The Regulator will have powers to issue ‘stop notices’ on construction projects found to be in breach and ‘compliance notices’ compelling issues to be fixed by a set date.
They will also hold building control bodies to account and ban or remove them from the Inspector’s Register. If an offence is committed with the “consent or connivance” of a Director, that Director may be prosecuted. The time limit for prosecution will increase to 10 years.
Costs to Leaseholders
A “building safety charge” will be set up for leaseholders, separate to the service charge. Freeholders will hold this money in a separate account and only be allowed to pay for works with it. Leaseholders can refuse payments that are unreasonable or if there is no clear breakdown of costs. However, the charge must be paid within 28 days and will also cover new measures, e.g. paying for a Building Safety Manager and day-to-day management of buildings.
The Building Regulations Advisory Committee will provide evidence-based guidance on new issues that emerge in the built environment.
The Competence Committee will aim to overcome the fragmented and inconsistent competence of workers and managers that currently exists in the building safety sector.
A residents’ panel will be established, so they have a voice in the changes being made to building safety guidance. The Regulator will consult the panel on its strategic plan and changes that may affect their rights and obligations.
New Homes Ombudsman
The New Homes Ombudsman will enable new homeowners to make complaints about the quality of construction and have them investigated. All developers will be required to join the scheme and the Ombudsman will work with them to establish a code of practice.
What does this mean for our clients?

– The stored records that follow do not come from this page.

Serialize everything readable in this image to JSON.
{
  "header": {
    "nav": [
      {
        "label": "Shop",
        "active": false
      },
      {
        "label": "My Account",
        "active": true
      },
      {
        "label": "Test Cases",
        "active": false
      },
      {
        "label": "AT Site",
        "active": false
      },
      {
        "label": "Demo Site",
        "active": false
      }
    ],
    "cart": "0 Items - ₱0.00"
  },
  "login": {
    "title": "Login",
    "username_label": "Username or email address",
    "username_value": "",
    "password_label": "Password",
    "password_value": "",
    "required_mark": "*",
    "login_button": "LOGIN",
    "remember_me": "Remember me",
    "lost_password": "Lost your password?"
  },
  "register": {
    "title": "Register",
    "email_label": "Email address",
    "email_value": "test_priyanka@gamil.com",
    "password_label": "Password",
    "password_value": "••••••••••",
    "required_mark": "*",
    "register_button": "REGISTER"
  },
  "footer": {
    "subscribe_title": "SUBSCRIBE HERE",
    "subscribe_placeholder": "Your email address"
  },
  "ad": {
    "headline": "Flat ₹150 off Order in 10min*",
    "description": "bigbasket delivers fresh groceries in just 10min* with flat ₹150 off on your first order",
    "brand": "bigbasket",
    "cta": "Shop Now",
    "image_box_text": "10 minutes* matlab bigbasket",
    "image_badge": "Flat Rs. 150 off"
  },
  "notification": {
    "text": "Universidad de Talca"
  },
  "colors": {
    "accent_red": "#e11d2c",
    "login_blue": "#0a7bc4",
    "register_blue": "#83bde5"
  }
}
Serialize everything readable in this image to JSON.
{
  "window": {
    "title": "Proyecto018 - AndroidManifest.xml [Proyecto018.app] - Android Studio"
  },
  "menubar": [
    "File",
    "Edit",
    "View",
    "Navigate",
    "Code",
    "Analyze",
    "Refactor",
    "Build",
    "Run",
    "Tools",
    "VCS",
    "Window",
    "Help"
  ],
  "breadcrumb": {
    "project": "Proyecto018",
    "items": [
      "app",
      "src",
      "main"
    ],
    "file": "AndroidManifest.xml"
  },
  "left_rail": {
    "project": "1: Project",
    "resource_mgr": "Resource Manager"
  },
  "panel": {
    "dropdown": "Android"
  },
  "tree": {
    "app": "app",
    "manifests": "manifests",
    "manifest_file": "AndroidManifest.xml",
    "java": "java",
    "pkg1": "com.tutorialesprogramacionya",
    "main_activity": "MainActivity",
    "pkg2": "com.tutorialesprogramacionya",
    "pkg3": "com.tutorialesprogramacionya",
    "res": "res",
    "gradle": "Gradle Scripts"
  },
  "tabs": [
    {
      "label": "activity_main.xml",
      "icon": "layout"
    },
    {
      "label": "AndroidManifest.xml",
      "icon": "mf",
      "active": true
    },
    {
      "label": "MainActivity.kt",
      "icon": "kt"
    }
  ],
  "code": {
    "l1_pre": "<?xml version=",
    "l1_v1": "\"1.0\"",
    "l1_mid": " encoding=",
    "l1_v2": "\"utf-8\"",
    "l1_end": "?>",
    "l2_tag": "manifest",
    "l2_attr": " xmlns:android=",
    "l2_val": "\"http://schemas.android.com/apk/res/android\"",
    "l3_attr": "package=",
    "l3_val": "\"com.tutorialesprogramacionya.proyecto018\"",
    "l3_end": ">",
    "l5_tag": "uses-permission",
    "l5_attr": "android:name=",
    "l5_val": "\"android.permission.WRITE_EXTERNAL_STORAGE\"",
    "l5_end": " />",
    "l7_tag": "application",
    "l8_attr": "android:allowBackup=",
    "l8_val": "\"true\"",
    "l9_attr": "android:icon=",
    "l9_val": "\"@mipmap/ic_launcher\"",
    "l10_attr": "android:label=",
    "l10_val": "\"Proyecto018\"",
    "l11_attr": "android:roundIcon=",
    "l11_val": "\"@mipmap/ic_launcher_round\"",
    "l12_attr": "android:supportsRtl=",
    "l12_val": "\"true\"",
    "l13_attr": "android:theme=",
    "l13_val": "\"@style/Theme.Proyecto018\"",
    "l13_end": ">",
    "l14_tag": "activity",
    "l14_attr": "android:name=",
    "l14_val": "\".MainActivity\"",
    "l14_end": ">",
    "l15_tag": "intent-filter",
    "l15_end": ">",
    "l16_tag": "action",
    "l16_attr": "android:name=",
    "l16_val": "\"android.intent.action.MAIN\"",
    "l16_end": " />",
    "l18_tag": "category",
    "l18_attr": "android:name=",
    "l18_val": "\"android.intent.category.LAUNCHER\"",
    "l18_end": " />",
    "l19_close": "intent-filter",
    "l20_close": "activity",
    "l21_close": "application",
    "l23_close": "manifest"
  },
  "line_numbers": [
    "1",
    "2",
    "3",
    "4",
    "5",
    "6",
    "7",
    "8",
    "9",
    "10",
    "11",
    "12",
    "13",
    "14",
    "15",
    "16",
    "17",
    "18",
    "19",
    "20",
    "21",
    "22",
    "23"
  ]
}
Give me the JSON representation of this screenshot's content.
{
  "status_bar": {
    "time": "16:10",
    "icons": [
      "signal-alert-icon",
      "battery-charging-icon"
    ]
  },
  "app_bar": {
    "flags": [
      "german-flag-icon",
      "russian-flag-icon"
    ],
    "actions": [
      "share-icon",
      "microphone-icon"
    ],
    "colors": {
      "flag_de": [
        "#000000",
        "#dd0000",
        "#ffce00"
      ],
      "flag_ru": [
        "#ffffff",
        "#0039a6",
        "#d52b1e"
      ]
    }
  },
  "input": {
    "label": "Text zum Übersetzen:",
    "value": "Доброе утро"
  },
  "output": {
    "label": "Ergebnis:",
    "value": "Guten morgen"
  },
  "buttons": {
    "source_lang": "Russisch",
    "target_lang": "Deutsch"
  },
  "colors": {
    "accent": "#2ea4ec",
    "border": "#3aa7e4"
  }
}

The key proposals of the Building Safety Bill will be far-reaching and will place additional requirements on residential property managers. There will be a long overdue focus on competence, meaning that everyone working in fire safety design and management will need to possess the correct level of experience, qualifications and training.